|Ofsted Inspection Rating||Requires improvement|
|Inspection Date||23 November 2017|
|Address||Royle Avenue, Glossop, Derbyshire, SK13 7RD|
|Religious Character||Church of England|
|Number of Pupils||313 (52% boys 48% girls)|
|Number of Pupils per Teacher||25.2|
|Percentage Free School Meals||8.6%|
|Percentage English is Not First Language||0.6%|
Information about this school
The school meets requirements on the publication of specified information on its website. The school is larger than the average-sized primary school. The proportions of pupils from minority ethnic backgrounds and who speak English as an additional language are much lower than average. The proportion of pupils who have SEN and/or disabilities is lower than average. The proportion of disadvantaged pupils is below average. In 2017, the school met the government’s current floor standards, which are the minimum expectations for pupils’ progress in English and mathematics by the end of Year 6.
Summary of key findings for parents and pupils
This is a school that requires improvement Leaders do not track closely enough the progress of pupils in reading, writing and mathematics. Leaders and governors do not know how individual and different groups of pupils, including disadvantaged pupils, are progressing over time. Governors have not challenged the school’s leaders over the recent decline in pupils’ progress by the end of key stage 2. Despite strong attainment, too many pupils have not made the progress of which they are capable. Leaders do not write precise enough plans for their areas of responsibility. Governors cannot, therefore, hold leaders to account for their actions. Leaders have not received appropriate training and support to help them carry out their roles effectively. Teachers do not give pupils opportunities frequently enough to write at length in subjects across the curriculum. Teachers do not move pupils quickly enough onto more challenging work in mathematics. The quality of teaching, learning and assessment has declined since the previous inspection. The staff have insufficient opportunities to learn from each other and from colleagues in other schools. Adults in the early years do not assess children well enough to be able to plan precise next steps in children’s learning. The most able children, in particular, do not make as much progress as they should. The school has the following strengths Pupils’ conduct is good. They are polite and behave well in classrooms, corridors and when playing outside. Pupils experience a broad and balanced curriculum, with a good mixture of extra-curricular activities. The activities include residential visits, music and sporting opportunities. Pupils’ attendance is good.
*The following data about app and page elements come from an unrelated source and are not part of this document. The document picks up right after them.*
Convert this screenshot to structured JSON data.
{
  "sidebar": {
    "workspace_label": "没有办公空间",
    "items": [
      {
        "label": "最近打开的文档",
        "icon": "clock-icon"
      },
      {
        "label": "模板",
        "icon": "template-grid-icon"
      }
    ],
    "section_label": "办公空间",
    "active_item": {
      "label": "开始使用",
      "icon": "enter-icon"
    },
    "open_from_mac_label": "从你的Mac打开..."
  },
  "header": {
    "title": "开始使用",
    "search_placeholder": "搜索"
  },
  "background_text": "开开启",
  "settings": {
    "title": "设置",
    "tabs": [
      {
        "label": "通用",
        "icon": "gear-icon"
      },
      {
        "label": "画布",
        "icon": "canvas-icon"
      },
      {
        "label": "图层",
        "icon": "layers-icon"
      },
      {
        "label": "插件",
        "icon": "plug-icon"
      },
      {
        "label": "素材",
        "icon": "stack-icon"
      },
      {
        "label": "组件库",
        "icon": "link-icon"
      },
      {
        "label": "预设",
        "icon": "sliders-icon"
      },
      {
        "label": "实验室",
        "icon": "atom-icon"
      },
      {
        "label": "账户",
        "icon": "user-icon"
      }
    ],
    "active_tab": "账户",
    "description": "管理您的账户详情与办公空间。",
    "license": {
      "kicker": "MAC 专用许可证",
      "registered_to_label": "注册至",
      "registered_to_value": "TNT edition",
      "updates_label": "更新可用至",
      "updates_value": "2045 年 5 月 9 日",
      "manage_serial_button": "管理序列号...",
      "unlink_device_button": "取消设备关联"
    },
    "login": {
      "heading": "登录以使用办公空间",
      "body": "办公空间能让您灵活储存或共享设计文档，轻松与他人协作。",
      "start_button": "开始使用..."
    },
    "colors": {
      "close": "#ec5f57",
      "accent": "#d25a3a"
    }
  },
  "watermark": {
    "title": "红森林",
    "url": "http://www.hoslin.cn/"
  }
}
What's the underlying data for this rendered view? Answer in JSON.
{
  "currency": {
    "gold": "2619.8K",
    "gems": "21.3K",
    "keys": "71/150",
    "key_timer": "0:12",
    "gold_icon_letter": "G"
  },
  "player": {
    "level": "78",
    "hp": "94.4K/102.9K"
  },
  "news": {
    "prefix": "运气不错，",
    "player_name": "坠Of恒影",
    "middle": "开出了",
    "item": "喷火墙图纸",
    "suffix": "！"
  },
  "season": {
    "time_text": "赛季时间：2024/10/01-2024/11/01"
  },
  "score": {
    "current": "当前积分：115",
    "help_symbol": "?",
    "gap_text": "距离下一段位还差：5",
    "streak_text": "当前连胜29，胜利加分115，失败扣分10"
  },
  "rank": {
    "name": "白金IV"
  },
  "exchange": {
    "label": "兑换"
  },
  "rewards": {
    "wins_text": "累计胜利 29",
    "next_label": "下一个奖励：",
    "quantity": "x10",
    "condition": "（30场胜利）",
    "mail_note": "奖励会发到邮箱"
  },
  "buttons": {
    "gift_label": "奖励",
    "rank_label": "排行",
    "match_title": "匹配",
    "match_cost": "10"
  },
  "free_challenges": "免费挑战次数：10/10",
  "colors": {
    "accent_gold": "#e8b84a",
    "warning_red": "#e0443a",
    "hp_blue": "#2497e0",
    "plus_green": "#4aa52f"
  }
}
Rates of attendance are above the national average. Rates of persistent absence are below the national average. The majority of parents hold a positive view of the school. They report that their children are happy, safe and cared for well.